Net profit for the three months to June reached 539 million euros ($639 million), around half of the 1.1 billion euros in the same period of the previous year, but soundly beating expectations of 273 million euros predicted by analysts surveyed by FactSet.
Revenue came in at 13.5 billion euros, 5 percent lower than the same quarter a year ago, according to the group.
Looking ahead, the conglomerate acknowledged that the economic impact of the pandemic will make itself felt in its fourth quarter results, but said it continued to "expect a moderate decline in comparable revenue in fiscal year 2020".
"Despite the severe global crisis, we delivered strong operating performance and rigorously drove our realignment forward," Siemens chief executive Joe Kaeser said.
The Munich-based company said earnings at its digital industries segment were boosted by a strong performance in its software business and a positive 211 million euro effect from the revaluation of the stake in US software development firm Bentley Systems. This "more than offset declines at other industrial businesses," Siemens said.
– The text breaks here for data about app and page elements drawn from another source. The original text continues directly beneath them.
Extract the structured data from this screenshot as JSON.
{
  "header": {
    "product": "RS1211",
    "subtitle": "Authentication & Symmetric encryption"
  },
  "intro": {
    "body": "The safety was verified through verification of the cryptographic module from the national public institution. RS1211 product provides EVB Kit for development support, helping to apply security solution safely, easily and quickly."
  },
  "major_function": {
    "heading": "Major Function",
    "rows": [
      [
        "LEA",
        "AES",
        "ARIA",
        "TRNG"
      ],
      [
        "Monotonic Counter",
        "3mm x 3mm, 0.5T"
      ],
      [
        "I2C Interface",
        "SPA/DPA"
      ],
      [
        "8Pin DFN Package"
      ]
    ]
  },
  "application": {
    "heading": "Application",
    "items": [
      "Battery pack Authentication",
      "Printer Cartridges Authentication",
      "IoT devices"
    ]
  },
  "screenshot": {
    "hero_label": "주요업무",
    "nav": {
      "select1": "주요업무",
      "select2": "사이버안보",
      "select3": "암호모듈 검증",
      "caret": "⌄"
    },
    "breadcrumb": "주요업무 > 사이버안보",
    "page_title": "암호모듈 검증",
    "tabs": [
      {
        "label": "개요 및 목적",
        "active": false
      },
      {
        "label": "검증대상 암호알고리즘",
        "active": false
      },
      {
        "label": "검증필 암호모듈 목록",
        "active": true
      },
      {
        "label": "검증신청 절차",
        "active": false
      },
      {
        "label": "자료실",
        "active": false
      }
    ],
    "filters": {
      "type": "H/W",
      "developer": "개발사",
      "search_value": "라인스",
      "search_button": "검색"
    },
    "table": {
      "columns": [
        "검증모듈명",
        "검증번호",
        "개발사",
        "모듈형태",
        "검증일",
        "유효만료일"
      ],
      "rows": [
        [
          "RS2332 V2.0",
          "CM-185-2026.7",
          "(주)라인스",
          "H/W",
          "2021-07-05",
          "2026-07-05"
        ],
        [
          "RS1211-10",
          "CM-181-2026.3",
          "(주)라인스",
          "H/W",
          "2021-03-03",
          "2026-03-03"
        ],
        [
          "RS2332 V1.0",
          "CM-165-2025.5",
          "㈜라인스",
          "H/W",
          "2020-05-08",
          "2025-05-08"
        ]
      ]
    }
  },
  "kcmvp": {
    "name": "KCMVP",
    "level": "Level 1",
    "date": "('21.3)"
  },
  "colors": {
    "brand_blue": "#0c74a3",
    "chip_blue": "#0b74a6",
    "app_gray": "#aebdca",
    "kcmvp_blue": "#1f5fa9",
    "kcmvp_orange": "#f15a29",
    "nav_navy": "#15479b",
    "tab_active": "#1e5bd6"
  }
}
The DAX member said "major supply constraints [were] successfully avoided" in the period.
However, Siemens took a heavy charge of 451 million euros on its discontinued operations, due to losses at its Siemens Gamesa renewable-energy subsidiary, including project delays and cost increases, the company said.
Orders rose in its mobility unit, notably from a 1.1 billion euro order for high-speed trains in Germany.
Siemens said it will push on with its plan to spinoff Siemens Energy, its conventional energy division which includes oil-and-gas operations, power division and gas turbines.
The conglomerate is slimming down via successive spinoffs and flotations of units, which so far includes Gamesa and medical company Healthineers.
Shares at 0720 GMT were up 4.3 percent, leading Germany's benchmark DAX index, which stood 0.5 percent higher.